Earlier this week, someone asked about how my building administrators are using social networking tools. I quietly laughed at this because I am just getting more comfortable with using social networking tools in my professional life.
It was interesting how this appeared at this point in time because I have spent a bit of time the last several months not being quite sure of my professional goals. The whole "what do I want to be when I grow up" question plagued me. I felt listless, aimless, even bordering on apathetic. Definitely not where I had intended on being when I started teaching several years ago, and I wanted to blame it on a myriad of things. My position, my colleagues, my disinterest. Then I realized, I had no one to blame but myself. I had become stagnant in my profession. And I had nobody to blame but myself. I think over the past several weeks, I have learned one of the most important lessons I could learn: Passion doesn't just happen upon you; it is a result of connecting in a meaningful way.
I had been sitting back and waiting to be inspired-- inspired to think, inspired to change, inspired to choose. And it wasn't happening. And so I sat. And I watched myself spiral down into the place we all see many teachers spiral: mediocrity. I was busying myself with technical requests and organizational processes, blindly for quite a while, not realizing that while I was doing this, I was allowing part of myself to die away. I see the value of what I have been doing here for two years, and much of it was necessary, but I also now see the value of balance. And that was what I was lacking.

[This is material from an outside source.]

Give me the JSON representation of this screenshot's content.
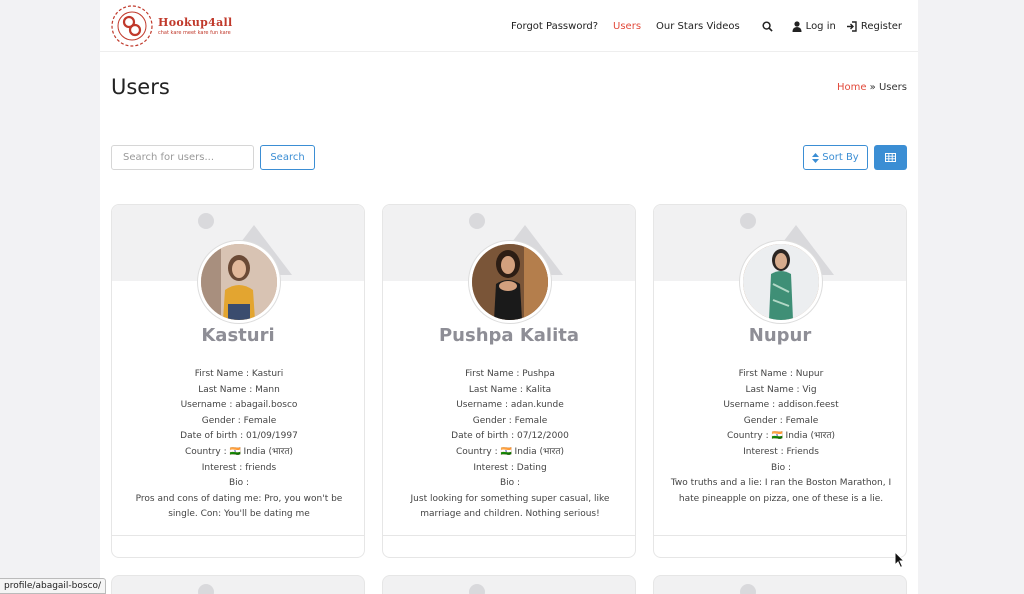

Coming to the Tech Center pulled me out of my comfort zone. Rather than being able to easily integrate technology into subjects that I knew much about-- English, social studies, science, math-- I was now surrounded with wrenches and torches; cars and sheds; huge mixers; blowdryers and scissors... I had no idea where to begin, what they were teaching, or how I could help them to move forward into the 21st century-- to benefit themselves and their students. And true to form, I was fearful, so I sat; I didn't risk. This is my pattern, but I can reflect now and see that I usually end up moving past the fear. I hope one day to not allow the fear to consume me so completely.
It has been invigorating to bring myself back up to speed. My Google Reader, which for a year has sat, intermittently accessed, with very few feeds, is now bursting with robust feeds from many different Educational Technology professionals. Twitter, which I couldn't really understand as a professional tool, now blips at me daily, and I have started following people I know and those I don't know. And probably the greatest accomplishment of all? I have contacted five teachers about the possibilities of transforming our portfolio process to an online project. They have all excitedly accepted, and though I still feel trepidation at the prospects of seeing this project through to fruition, I know that this time, I will not allow it to whither.